Given data:
══════════════════════════════

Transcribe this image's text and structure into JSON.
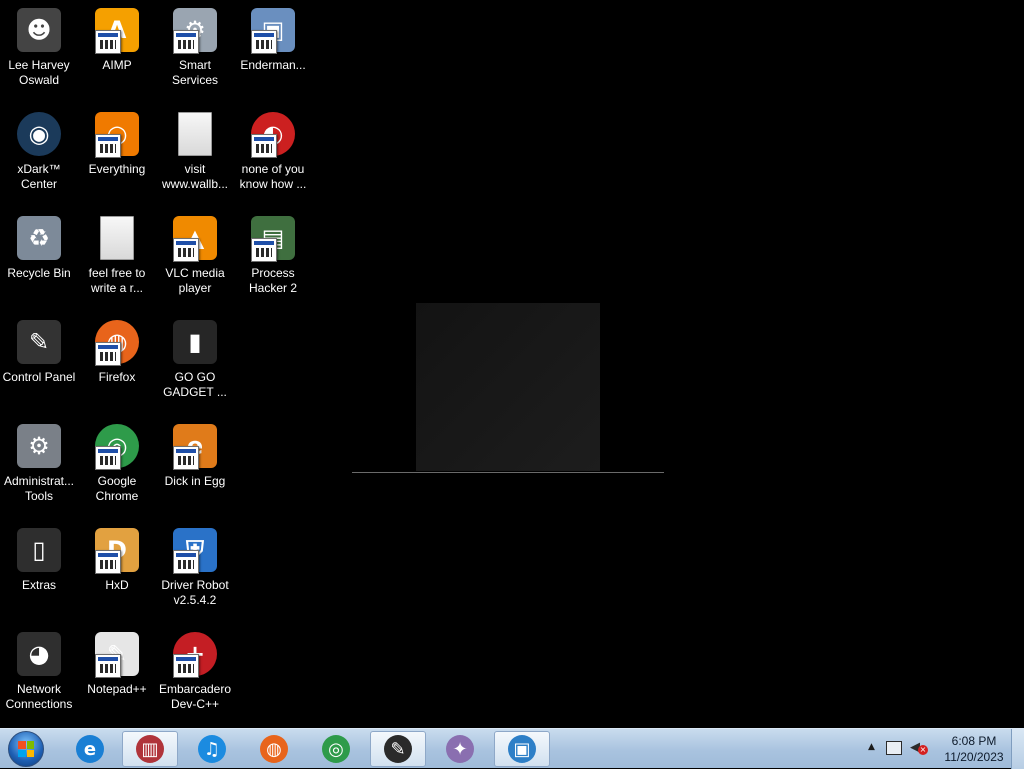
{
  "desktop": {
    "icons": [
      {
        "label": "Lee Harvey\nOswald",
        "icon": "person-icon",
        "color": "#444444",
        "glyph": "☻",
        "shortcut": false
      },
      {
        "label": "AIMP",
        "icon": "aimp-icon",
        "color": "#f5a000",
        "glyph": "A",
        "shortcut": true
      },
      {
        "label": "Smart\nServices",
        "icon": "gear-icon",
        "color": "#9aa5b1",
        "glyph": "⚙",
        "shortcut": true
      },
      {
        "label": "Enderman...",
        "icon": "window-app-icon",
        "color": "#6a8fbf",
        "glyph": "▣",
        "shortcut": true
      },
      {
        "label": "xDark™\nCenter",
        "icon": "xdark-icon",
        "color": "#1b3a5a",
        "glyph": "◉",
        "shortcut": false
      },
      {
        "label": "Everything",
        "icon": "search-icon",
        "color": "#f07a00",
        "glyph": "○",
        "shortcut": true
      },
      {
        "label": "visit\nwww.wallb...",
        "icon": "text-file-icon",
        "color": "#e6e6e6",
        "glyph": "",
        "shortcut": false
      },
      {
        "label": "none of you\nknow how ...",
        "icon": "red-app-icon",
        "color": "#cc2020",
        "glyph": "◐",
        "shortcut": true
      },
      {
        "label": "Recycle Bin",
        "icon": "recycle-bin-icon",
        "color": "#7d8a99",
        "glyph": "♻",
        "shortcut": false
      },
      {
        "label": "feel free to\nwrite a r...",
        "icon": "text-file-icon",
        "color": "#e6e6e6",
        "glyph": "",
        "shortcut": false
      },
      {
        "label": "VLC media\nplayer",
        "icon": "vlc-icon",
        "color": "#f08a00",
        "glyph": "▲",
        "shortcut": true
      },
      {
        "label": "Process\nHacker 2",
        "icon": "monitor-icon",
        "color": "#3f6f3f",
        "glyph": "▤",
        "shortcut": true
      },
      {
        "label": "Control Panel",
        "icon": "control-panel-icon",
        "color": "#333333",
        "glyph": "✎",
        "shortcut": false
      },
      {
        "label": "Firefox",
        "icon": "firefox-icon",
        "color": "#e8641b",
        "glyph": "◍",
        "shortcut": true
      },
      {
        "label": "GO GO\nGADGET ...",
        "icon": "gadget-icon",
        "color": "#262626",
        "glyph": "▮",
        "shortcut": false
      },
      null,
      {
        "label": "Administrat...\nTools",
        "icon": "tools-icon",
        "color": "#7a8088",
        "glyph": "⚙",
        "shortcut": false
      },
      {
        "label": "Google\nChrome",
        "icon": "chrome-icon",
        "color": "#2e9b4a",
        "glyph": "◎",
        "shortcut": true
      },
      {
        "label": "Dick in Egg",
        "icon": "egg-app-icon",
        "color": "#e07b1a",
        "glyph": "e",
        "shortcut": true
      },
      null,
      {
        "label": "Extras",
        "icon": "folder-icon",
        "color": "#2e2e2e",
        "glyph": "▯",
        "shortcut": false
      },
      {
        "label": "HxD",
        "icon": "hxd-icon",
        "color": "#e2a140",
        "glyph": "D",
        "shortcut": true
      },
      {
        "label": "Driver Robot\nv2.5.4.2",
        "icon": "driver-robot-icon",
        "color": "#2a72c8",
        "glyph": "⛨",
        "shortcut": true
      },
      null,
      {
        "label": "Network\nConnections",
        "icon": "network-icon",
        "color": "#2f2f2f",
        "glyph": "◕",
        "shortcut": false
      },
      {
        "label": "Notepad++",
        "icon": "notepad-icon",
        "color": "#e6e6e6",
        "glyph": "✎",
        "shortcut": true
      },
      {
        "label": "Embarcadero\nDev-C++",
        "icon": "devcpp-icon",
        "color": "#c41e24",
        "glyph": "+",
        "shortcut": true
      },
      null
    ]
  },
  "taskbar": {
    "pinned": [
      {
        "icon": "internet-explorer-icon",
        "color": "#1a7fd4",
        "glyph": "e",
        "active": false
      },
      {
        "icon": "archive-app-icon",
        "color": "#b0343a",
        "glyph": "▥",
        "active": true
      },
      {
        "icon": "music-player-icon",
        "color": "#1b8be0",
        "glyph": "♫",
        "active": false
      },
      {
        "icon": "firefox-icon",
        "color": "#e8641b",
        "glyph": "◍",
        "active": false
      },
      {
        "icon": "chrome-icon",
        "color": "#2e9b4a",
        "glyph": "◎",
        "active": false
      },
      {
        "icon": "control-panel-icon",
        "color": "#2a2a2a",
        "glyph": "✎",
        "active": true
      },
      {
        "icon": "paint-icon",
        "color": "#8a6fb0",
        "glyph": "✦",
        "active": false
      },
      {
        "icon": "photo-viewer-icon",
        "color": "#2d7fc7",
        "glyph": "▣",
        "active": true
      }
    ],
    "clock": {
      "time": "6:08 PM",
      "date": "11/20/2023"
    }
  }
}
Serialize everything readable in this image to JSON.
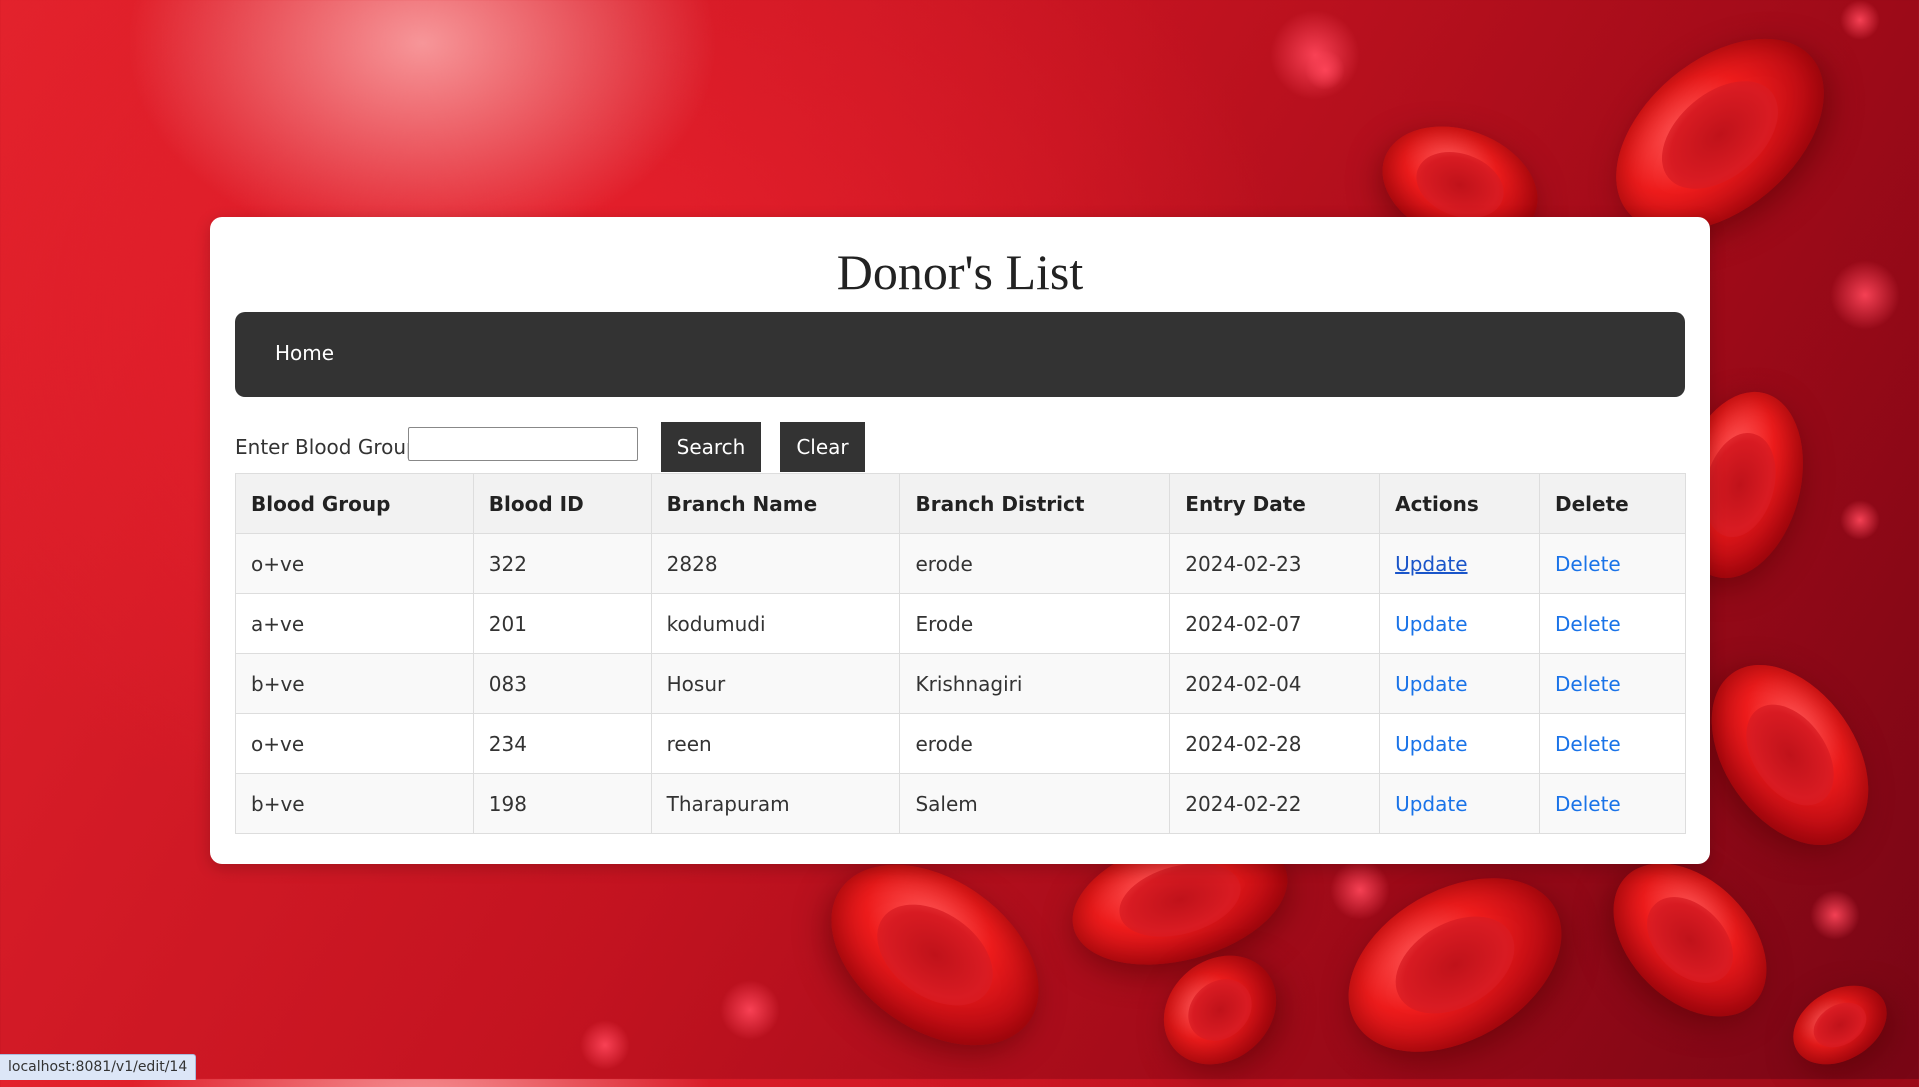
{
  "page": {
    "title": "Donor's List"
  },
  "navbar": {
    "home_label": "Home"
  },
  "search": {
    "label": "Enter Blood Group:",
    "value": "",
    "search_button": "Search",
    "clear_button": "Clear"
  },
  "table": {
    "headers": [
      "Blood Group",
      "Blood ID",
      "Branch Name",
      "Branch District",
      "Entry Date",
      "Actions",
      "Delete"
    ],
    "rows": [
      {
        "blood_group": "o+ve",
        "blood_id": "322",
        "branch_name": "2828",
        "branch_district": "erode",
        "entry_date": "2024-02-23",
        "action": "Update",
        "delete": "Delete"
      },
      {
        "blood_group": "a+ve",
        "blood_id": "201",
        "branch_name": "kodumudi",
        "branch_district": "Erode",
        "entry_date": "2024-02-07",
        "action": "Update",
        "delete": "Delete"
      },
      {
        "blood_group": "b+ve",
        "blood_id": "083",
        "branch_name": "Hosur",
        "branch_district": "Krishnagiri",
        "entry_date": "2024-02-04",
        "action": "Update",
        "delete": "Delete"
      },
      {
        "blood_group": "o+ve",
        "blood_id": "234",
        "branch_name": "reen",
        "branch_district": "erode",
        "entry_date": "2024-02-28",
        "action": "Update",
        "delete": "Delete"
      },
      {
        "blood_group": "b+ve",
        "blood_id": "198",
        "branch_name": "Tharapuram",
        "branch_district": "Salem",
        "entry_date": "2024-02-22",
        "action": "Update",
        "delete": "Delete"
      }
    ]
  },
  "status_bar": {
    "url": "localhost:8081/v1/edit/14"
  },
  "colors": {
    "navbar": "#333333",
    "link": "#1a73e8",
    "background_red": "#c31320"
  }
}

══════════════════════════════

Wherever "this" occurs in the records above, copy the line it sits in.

Transcribe this image's text and structure into JSON.
Serialize everything readable in this image to JSON.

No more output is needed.